*Problem*
Within the records below, filter for lines carrying the word "controllers" and copy them.

=== Provided records ===

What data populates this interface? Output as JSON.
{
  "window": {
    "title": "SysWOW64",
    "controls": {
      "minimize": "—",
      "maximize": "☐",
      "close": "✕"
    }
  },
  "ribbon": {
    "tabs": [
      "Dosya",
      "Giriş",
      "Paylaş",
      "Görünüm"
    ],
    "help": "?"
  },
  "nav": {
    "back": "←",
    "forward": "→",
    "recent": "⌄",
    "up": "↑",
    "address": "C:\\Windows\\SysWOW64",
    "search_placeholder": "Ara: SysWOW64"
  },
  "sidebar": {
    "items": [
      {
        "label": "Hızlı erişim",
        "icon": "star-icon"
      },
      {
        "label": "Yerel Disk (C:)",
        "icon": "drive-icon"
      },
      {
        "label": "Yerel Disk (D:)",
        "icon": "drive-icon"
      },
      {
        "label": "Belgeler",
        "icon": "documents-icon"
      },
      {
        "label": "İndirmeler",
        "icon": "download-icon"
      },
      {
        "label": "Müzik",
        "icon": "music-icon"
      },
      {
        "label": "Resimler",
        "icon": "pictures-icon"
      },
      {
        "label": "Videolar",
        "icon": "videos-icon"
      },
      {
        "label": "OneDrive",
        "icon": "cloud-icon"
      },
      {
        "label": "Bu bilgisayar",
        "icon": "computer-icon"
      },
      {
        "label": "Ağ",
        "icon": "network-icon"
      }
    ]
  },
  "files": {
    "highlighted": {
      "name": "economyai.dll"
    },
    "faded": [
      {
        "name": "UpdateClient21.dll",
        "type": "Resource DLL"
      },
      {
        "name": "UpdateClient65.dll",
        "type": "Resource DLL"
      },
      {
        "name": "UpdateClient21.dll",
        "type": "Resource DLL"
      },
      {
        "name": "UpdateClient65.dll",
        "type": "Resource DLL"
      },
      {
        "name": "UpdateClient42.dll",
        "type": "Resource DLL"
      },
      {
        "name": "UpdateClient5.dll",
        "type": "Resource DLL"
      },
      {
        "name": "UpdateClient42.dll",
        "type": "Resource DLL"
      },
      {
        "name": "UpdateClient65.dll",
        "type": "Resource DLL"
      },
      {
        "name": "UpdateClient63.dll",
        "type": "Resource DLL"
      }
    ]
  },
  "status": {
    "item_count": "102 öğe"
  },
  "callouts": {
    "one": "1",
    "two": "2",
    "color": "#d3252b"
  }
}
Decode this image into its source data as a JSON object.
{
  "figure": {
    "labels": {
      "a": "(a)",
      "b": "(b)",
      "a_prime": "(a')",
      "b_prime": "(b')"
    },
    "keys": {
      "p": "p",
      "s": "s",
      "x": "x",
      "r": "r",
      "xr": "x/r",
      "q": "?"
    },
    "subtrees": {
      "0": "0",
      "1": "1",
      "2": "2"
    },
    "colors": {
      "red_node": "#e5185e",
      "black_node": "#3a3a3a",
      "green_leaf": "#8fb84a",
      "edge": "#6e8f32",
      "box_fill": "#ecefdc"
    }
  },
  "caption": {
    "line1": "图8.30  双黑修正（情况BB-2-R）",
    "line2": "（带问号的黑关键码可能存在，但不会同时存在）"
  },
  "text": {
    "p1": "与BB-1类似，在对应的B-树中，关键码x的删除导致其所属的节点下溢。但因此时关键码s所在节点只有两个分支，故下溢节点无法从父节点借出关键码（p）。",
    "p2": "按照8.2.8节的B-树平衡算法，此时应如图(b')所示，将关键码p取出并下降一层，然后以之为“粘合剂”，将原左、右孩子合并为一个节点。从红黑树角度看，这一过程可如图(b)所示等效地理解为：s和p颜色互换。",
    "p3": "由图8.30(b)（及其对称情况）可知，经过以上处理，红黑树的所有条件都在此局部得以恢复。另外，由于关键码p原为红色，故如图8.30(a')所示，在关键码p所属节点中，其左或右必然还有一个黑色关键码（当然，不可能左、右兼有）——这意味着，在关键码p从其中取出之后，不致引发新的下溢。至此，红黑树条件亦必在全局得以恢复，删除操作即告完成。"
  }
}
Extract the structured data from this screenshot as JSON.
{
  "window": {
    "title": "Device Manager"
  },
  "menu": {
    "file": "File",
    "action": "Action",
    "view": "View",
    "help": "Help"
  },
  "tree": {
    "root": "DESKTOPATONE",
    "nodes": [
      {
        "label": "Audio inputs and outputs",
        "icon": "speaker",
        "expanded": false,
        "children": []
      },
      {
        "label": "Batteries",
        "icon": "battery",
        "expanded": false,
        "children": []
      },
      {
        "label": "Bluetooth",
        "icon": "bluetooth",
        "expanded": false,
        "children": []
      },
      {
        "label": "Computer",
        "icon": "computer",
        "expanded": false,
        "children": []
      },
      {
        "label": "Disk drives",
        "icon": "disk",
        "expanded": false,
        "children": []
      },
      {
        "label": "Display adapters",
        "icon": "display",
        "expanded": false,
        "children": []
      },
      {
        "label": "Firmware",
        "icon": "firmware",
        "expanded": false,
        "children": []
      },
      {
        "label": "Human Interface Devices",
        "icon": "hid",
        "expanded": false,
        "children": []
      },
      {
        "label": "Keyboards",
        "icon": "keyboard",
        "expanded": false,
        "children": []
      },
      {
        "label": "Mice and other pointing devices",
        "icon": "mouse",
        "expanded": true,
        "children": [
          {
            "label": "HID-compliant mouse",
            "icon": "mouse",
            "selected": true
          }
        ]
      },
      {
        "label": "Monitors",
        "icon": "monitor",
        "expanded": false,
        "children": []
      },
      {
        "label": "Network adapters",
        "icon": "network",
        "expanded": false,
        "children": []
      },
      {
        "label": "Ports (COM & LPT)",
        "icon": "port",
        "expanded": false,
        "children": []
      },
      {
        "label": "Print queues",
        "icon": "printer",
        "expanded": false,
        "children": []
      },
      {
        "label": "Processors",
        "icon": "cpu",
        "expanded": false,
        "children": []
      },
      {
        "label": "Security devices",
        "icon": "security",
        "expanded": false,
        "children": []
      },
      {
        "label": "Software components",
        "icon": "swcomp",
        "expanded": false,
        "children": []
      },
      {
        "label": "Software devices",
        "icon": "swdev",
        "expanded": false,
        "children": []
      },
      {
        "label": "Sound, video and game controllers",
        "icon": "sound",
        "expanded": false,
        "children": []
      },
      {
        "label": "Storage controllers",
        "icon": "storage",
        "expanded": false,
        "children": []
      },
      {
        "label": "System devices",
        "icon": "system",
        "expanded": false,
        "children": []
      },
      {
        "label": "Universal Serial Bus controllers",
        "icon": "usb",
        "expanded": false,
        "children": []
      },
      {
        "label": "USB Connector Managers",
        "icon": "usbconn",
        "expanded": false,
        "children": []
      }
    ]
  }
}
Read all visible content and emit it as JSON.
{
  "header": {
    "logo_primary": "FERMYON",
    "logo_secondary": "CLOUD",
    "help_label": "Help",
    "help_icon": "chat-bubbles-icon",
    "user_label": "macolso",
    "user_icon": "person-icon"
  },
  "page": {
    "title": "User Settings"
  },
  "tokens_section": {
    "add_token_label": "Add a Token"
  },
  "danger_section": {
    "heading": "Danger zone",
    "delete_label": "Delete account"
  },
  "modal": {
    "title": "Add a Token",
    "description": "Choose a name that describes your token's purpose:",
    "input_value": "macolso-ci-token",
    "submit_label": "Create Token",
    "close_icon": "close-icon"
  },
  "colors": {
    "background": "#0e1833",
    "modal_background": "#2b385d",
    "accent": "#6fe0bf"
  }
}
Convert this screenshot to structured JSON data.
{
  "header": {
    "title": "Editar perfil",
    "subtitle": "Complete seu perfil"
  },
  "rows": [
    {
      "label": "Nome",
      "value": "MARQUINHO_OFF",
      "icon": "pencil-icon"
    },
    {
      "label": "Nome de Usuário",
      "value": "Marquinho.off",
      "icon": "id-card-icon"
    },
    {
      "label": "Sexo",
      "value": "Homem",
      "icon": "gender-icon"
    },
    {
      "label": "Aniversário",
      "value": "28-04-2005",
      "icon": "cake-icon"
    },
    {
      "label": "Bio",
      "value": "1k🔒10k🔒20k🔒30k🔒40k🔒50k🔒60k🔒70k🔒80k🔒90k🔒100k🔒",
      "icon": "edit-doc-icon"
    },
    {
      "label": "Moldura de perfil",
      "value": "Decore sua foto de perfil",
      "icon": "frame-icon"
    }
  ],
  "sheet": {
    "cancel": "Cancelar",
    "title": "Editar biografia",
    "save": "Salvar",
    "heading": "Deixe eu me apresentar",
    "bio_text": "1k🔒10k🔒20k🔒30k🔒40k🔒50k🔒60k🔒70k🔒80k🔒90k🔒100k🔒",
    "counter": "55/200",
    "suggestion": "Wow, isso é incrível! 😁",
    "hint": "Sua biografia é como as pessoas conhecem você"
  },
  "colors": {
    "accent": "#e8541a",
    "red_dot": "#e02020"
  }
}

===

*Exercise solution*
        "label": "Sound, video and game controllers",
        "label": "Storage controllers",
        "label": "Universal Serial Bus controllers",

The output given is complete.